*WHAT IS BEING ASKED*: Scan the records for "icon". Report each line that includes it.

[Dataset rows describing interfaces]
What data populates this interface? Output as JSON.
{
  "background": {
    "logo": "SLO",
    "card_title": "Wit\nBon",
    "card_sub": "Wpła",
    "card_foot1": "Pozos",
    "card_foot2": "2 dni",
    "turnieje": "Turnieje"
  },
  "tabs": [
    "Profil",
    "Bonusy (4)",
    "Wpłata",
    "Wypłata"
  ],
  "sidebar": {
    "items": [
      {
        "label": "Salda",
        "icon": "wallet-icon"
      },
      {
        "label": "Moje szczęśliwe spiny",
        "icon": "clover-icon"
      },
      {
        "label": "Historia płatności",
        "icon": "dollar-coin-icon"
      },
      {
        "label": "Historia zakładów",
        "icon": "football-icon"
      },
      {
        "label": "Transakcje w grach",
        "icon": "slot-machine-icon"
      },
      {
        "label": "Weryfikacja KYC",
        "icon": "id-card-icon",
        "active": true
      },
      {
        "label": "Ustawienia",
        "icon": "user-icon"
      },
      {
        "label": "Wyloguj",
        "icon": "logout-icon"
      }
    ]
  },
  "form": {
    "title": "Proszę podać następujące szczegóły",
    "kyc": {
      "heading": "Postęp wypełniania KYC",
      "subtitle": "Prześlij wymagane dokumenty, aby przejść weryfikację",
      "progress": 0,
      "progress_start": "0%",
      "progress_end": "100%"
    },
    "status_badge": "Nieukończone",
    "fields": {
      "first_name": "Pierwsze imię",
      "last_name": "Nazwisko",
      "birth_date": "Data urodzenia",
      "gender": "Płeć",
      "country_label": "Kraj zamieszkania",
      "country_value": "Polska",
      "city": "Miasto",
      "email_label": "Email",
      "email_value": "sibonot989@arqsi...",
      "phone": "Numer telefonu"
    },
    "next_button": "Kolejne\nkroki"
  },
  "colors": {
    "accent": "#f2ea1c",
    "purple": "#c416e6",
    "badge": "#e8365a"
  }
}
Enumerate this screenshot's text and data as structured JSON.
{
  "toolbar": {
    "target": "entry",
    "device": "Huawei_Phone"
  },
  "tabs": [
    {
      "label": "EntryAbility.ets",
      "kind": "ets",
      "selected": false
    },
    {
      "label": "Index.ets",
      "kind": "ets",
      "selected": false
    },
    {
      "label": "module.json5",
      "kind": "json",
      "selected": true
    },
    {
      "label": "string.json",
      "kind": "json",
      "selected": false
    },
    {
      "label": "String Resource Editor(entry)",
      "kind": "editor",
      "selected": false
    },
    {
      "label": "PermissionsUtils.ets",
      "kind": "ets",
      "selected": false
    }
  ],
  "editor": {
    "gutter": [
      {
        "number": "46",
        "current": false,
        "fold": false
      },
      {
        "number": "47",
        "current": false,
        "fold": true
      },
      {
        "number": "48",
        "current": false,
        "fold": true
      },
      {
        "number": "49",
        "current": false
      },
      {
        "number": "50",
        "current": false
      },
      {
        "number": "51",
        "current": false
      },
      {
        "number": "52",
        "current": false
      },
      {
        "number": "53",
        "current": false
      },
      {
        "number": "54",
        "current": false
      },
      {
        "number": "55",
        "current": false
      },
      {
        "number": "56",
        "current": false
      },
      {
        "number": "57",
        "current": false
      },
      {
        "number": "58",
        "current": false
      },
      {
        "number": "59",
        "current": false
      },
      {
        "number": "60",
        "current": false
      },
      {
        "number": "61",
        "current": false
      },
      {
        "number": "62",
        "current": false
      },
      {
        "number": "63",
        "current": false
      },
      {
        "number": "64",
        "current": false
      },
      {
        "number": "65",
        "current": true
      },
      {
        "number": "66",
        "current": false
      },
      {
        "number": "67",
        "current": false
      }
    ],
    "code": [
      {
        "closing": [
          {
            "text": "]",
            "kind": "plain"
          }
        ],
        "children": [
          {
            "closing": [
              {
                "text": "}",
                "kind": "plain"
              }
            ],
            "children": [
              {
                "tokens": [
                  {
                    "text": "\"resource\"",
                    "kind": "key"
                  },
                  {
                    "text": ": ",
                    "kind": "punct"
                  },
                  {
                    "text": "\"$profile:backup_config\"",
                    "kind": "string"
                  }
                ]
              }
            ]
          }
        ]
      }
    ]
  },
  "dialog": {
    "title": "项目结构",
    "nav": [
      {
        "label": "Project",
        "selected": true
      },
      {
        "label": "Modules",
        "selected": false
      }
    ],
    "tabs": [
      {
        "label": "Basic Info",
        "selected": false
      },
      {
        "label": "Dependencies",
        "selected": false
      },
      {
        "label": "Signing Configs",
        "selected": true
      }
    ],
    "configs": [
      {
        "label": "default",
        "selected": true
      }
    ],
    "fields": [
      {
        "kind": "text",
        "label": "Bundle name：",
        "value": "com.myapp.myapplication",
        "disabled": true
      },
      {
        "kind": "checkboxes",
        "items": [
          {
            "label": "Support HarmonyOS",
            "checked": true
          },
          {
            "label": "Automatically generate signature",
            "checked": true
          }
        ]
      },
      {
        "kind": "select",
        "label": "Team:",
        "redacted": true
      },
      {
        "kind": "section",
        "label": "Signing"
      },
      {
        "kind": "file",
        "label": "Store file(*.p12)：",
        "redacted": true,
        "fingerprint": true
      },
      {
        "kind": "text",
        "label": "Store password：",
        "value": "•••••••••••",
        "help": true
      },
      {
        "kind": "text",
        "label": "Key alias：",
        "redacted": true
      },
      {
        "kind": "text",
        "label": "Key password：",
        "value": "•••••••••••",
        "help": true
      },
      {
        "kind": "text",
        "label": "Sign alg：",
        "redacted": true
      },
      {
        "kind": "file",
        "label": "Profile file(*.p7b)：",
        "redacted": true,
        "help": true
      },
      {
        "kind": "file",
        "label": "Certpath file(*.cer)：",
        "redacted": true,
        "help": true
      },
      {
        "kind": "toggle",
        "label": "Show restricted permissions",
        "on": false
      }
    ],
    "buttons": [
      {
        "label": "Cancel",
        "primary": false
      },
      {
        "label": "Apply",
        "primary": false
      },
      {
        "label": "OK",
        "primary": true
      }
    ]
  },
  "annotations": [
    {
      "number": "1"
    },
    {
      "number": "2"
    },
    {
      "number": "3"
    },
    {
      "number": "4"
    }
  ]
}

*ANSWER TO THIS TASK*:
        "icon": "wallet-icon"
        "icon": "clover-icon"
        "icon": "dollar-coin-icon"
        "icon": "football-icon"
        "icon": "slot-machine-icon"
        "icon": "id-card-icon",
        "icon": "user-icon"
        "icon": "logout-icon"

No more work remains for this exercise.